## WHAT THIS TASK INVOLVES
Print every line of the data word for word.

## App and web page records
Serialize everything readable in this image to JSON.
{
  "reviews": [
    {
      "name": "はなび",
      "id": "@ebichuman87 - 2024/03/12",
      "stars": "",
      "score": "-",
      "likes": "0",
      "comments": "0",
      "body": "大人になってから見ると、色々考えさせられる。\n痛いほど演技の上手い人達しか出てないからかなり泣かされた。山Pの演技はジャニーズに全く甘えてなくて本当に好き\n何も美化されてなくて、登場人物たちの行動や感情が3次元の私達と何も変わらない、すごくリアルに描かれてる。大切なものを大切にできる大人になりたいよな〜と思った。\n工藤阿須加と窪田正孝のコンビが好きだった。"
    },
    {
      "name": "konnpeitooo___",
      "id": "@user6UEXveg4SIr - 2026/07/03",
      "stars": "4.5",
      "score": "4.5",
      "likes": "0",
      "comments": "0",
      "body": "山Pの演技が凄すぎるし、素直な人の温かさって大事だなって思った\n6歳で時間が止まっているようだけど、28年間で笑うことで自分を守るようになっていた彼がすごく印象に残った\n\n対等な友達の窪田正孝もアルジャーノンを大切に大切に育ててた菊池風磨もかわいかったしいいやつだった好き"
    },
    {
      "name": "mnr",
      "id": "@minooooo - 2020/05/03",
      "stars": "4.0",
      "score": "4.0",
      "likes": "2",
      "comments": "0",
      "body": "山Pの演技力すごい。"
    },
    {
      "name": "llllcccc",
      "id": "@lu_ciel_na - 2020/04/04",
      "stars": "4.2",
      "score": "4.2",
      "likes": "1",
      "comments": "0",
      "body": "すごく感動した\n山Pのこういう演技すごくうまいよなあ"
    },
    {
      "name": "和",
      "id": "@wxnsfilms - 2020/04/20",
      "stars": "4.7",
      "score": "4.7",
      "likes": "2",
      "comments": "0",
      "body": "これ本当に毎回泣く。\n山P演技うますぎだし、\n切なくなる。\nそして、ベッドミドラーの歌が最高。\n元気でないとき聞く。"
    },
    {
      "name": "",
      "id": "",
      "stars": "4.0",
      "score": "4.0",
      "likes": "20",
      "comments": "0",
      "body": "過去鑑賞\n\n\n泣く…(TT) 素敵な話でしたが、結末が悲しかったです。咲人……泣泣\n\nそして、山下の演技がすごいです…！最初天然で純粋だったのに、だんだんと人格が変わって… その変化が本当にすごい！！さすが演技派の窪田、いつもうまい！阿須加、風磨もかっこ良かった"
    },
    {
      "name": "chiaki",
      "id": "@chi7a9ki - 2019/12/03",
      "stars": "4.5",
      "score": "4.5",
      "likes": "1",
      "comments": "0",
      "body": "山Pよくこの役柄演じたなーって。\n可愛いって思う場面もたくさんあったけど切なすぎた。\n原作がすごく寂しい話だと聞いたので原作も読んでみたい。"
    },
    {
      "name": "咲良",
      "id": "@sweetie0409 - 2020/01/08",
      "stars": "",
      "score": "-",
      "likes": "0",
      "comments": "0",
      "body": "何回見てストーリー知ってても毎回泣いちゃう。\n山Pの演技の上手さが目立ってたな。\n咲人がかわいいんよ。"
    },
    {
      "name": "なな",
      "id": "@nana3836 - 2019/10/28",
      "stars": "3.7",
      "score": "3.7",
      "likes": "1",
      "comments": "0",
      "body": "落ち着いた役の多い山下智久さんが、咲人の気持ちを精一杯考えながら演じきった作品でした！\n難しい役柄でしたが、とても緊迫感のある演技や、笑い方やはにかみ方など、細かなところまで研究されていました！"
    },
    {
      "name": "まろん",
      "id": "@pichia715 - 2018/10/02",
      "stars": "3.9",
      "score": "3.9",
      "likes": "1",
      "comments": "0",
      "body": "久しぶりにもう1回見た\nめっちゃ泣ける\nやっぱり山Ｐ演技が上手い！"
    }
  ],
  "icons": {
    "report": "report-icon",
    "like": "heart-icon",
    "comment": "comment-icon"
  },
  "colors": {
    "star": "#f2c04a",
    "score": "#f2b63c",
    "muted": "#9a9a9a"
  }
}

## RESPONSE TO THE EXERCISE
Serialize everything readable in this image to JSON.
{
  "reviews": [
    {
      "name": "はなび",
      "id": "@ebichuman87 - 2024/03/12",
      "stars": "",
      "score": "-",
      "likes": "0",
      "comments": "0",
      "body": "大人になってから見ると、色々考えさせられる。\n痛いほど演技の上手い人達しか出てないからかなり泣かされた。山Pの演技はジャニーズに全く甘えてなくて本当に好き\n何も美化されてなくて、登場人物たちの行動や感情が3次元の私達と何も変わらない、すごくリアルに描かれてる。大切なものを大切にできる大人になりたいよな〜と思った。\n工藤阿須加と窪田正孝のコンビが好きだった。"
    },
    {
      "name": "konnpeitooo___",
      "id": "@user6UEXveg4SIr - 2026/07/03",
      "stars": "4.5",
      "score": "4.5",
      "likes": "0",
      "comments": "0",
      "body": "山Pの演技が凄すぎるし、素直な人の温かさって大事だなって思った\n6歳で時間が止まっているようだけど、28年間で笑うことで自分を守るようになっていた彼がすごく印象に残った\n\n対等な友達の窪田正孝もアルジャーノンを大切に大切に育ててた菊池風磨もかわいかったしいいやつだった好き"
    },
    {
      "name": "mnr",
      "id": "@minooooo - 2020/05/03",
      "stars": "4.0",
      "score": "4.0",
      "likes": "2",
      "comments": "0",
      "body": "山Pの演技力すごい。"
    },
    {
      "name": "llllcccc",
      "id": "@lu_ciel_na - 2020/04/04",
      "stars": "4.2",
      "score": "4.2",
      "likes": "1",
      "comments": "0",
      "body": "すごく感動した\n山Pのこういう演技すごくうまいよなあ"
    },
    {
      "name": "和",
      "id": "@wxnsfilms - 2020/04/20",
      "stars": "4.7",
      "score": "4.7",
      "likes": "2",
      "comments": "0",
      "body": "これ本当に毎回泣く。\n山P演技うますぎだし、\n切なくなる。\nそして、ベッドミドラーの歌が最高。\n元気でないとき聞く。"
    },
    {
      "name": "",
      "id": "",
      "stars": "4.0",
      "score": "4.0",
      "likes": "20",
      "comments": "0",
      "body": "過去鑑賞\n\n\n泣く…(TT) 素敵な話でしたが、結末が悲しかったです。咲人……泣泣\n\nそして、山下の演技がすごいです…！最初天然で純粋だったのに、だんだんと人格が変わって… その変化が本当にすごい！！さすが演技派の窪田、いつもうまい！阿須加、風磨もかっこ良かった"
    },
    {
      "name": "chiaki",
      "id": "@chi7a9ki - 2019/12/03",
      "stars": "4.5",
      "score": "4.5",
      "likes": "1",
      "comments": "0",
      "body": "山Pよくこの役柄演じたなーって。\n可愛いって思う場面もたくさんあったけど切なすぎた。\n原作がすごく寂しい話だと聞いたので原作も読んでみたい。"
    },
    {
      "name": "咲良",
      "id": "@sweetie0409 - 2020/01/08",
      "stars": "",
      "score": "-",
      "likes": "0",
      "comments": "0",
      "body": "何回見てストーリー知ってても毎回泣いちゃう。\n山Pの演技の上手さが目立ってたな。\n咲人がかわいいんよ。"
    },
    {
      "name": "なな",
      "id": "@nana3836 - 2019/10/28",
      "stars": "3.7",
      "score": "3.7",
      "likes": "1",
      "comments": "0",
      "body": "落ち着いた役の多い山下智久さんが、咲人の気持ちを精一杯考えながら演じきった作品でした！\n難しい役柄でしたが、とても緊迫感のある演技や、笑い方やはにかみ方など、細かなところまで研究されていました！"
    },
    {
      "name": "まろん",
      "id": "@pichia715 - 2018/10/02",
      "stars": "3.9",
      "score": "3.9",
      "likes": "1",
      "comments": "0",
      "body": "久しぶりにもう1回見た\nめっちゃ泣ける\nやっぱり山Ｐ演技が上手い！"
    }
  ],
  "icons": {
    "report": "report-icon",
    "like": "heart-icon",
    "comment": "comment-icon"
  },
  "colors": {
    "star": "#f2c04a",
    "score": "#f2b63c",
    "muted": "#9a9a9a"
  }
}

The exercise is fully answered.